Source records

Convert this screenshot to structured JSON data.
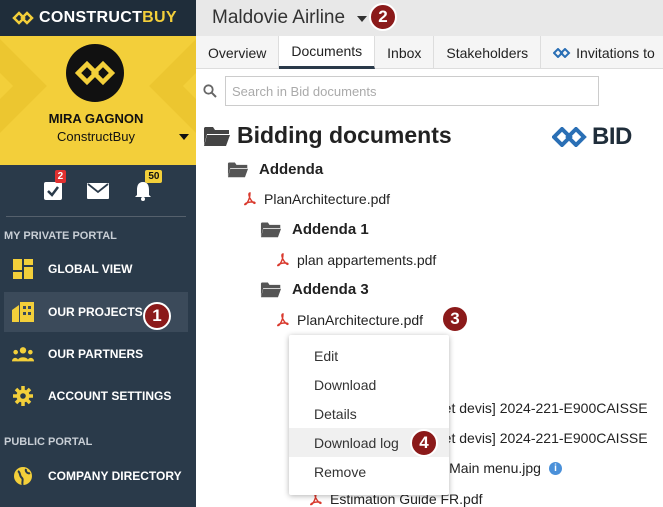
{
  "app": {
    "brand_prefix": "CONSTRUCT",
    "brand_suffix": "BUY",
    "accent": "#f3cf3a",
    "sidebar_bg": "#2a3a4a"
  },
  "profile": {
    "name": "MIRA GAGNON",
    "company": "ConstructBuy"
  },
  "notifications": {
    "tasks_count": "2",
    "alerts_count": "50"
  },
  "sidebar": {
    "private_label": "MY PRIVATE PORTAL",
    "public_label": "PUBLIC PORTAL",
    "items": [
      {
        "label": "GLOBAL VIEW",
        "icon": "dashboard-icon"
      },
      {
        "label": "OUR PROJECTS",
        "icon": "projects-icon"
      },
      {
        "label": "OUR PARTNERS",
        "icon": "partners-icon"
      },
      {
        "label": "ACCOUNT SETTINGS",
        "icon": "gear-icon"
      }
    ],
    "public_items": [
      {
        "label": "COMPANY DIRECTORY",
        "icon": "globe-icon"
      }
    ]
  },
  "steps": [
    "1",
    "2",
    "3",
    "4"
  ],
  "header": {
    "project_title": "Maldovie Airline"
  },
  "tabs": [
    {
      "label": "Overview"
    },
    {
      "label": "Documents"
    },
    {
      "label": "Inbox"
    },
    {
      "label": "Stakeholders"
    },
    {
      "label": "Invitations to"
    }
  ],
  "search": {
    "placeholder": "Search in Bid documents"
  },
  "documents": {
    "heading": "Bidding documents",
    "bid_logo_text": "BID",
    "folder_addenda": "Addenda",
    "file_plan_1": "PlanArchitecture.pdf",
    "folder_addenda_1": "Addenda 1",
    "file_plan_appart": "plan appartements.pdf",
    "folder_addenda_3": "Addenda 3",
    "file_plan_2": "PlanArchitecture.pdf",
    "file_partial_1": "ns et devis] 2024-221-E900CAISSE",
    "file_partial_2": "ns et devis] 2024-221-E900CAISSE",
    "file_partial_3": ".56-Main menu.jpg",
    "file_estimation": "Estimation Guide FR.pdf"
  },
  "context_menu": {
    "items": [
      "Edit",
      "Download",
      "Details",
      "Download log",
      "Remove"
    ]
  }
}
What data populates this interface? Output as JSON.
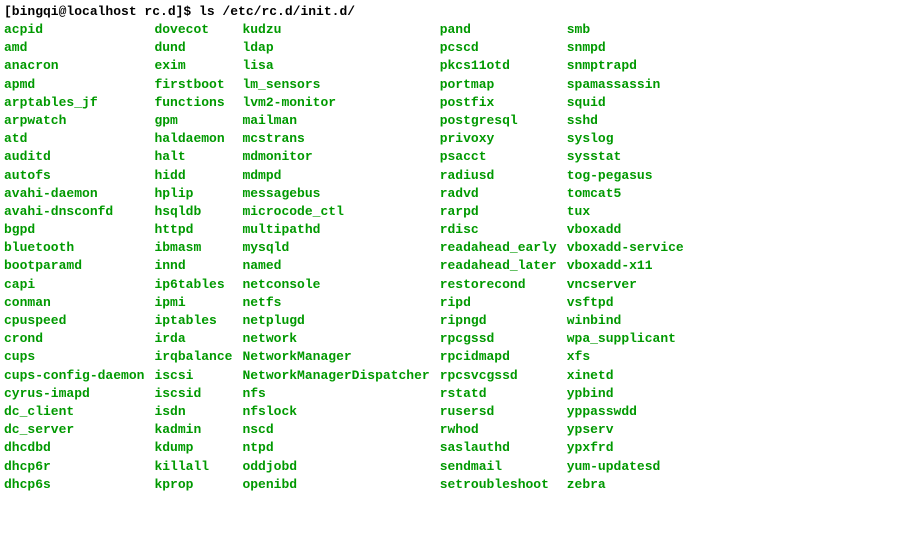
{
  "prompt": "[bingqi@localhost rc.d]$ ls /etc/rc.d/init.d/",
  "columns": [
    [
      "acpid",
      "amd",
      "anacron",
      "apmd",
      "arptables_jf",
      "arpwatch",
      "atd",
      "auditd",
      "autofs",
      "avahi-daemon",
      "avahi-dnsconfd",
      "bgpd",
      "bluetooth",
      "bootparamd",
      "capi",
      "conman",
      "cpuspeed",
      "crond",
      "cups",
      "cups-config-daemon",
      "cyrus-imapd",
      "dc_client",
      "dc_server",
      "dhcdbd",
      "dhcp6r",
      "dhcp6s"
    ],
    [
      "dovecot",
      "dund",
      "exim",
      "firstboot",
      "functions",
      "gpm",
      "haldaemon",
      "halt",
      "hidd",
      "hplip",
      "hsqldb",
      "httpd",
      "ibmasm",
      "innd",
      "ip6tables",
      "ipmi",
      "iptables",
      "irda",
      "irqbalance",
      "iscsi",
      "iscsid",
      "isdn",
      "kadmin",
      "kdump",
      "killall",
      "kprop"
    ],
    [
      "kudzu",
      "ldap",
      "lisa",
      "lm_sensors",
      "lvm2-monitor",
      "mailman",
      "mcstrans",
      "mdmonitor",
      "mdmpd",
      "messagebus",
      "microcode_ctl",
      "multipathd",
      "mysqld",
      "named",
      "netconsole",
      "netfs",
      "netplugd",
      "network",
      "NetworkManager",
      "NetworkManagerDispatcher",
      "nfs",
      "nfslock",
      "nscd",
      "ntpd",
      "oddjobd",
      "openibd"
    ],
    [
      "pand",
      "pcscd",
      "pkcs11otd",
      "portmap",
      "postfix",
      "postgresql",
      "privoxy",
      "psacct",
      "radiusd",
      "radvd",
      "rarpd",
      "rdisc",
      "readahead_early",
      "readahead_later",
      "restorecond",
      "ripd",
      "ripngd",
      "rpcgssd",
      "rpcidmapd",
      "rpcsvcgssd",
      "rstatd",
      "rusersd",
      "rwhod",
      "saslauthd",
      "sendmail",
      "setroubleshoot"
    ],
    [
      "smb",
      "snmpd",
      "snmptrapd",
      "spamassassin",
      "squid",
      "sshd",
      "syslog",
      "sysstat",
      "tog-pegasus",
      "tomcat5",
      "tux",
      "vboxadd",
      "vboxadd-service",
      "vboxadd-x11",
      "vncserver",
      "vsftpd",
      "winbind",
      "wpa_supplicant",
      "xfs",
      "xinetd",
      "ypbind",
      "yppasswdd",
      "ypserv",
      "ypxfrd",
      "yum-updatesd",
      "zebra"
    ]
  ]
}
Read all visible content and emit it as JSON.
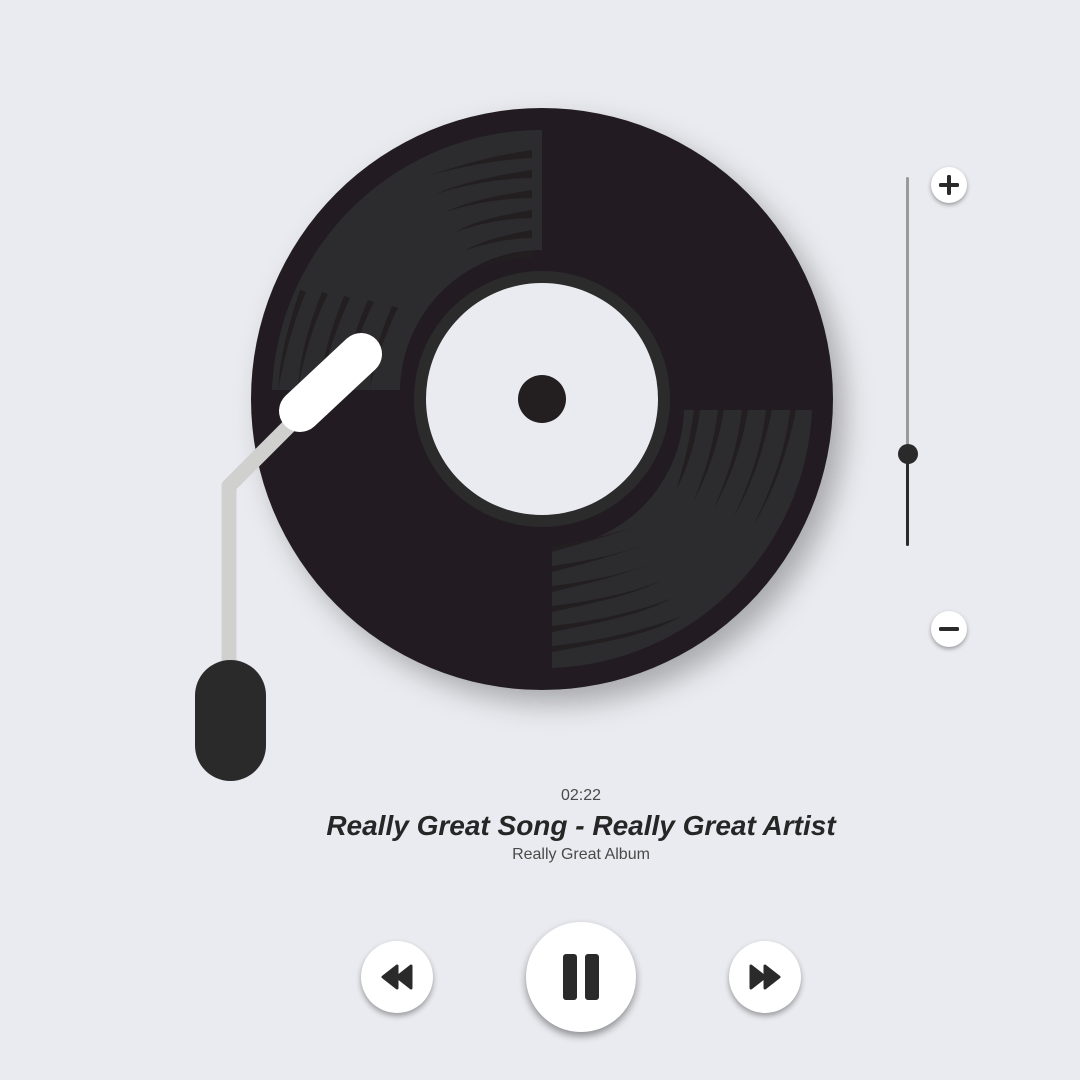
{
  "player": {
    "time": "02:22",
    "title": "Really Great Song - Really Great Artist",
    "album": "Really Great Album",
    "state": "playing"
  },
  "volume": {
    "level": 0.25,
    "up_icon": "plus-icon",
    "down_icon": "minus-icon"
  },
  "controls": {
    "prev_icon": "rewind-icon",
    "pause_icon": "pause-icon",
    "next_icon": "fast-forward-icon"
  },
  "colors": {
    "background": "#eaebf0",
    "record": "#231f20",
    "groove_highlight": "#2e2e2f",
    "label": "#eaebf0",
    "tonearm": "#d0d0cf",
    "accent_dark": "#2a2a2a"
  }
}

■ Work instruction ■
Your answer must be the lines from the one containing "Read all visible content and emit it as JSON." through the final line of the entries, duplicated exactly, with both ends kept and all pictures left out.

■ Exercise response ■
Read all visible content and emit it as JSON.
{
  "player": {
    "time": "02:22",
    "title": "Really Great Song - Really Great Artist",
    "album": "Really Great Album",
    "state": "playing"
  },
  "volume": {
    "level": 0.25,
    "up_icon": "plus-icon",
    "down_icon": "minus-icon"
  },
  "controls": {
    "prev_icon": "rewind-icon",
    "pause_icon": "pause-icon",
    "next_icon": "fast-forward-icon"
  },
  "colors": {
    "background": "#eaebf0",
    "record": "#231f20",
    "groove_highlight": "#2e2e2f",
    "label": "#eaebf0",
    "tonearm": "#d0d0cf",
    "accent_dark": "#2a2a2a"
  }
}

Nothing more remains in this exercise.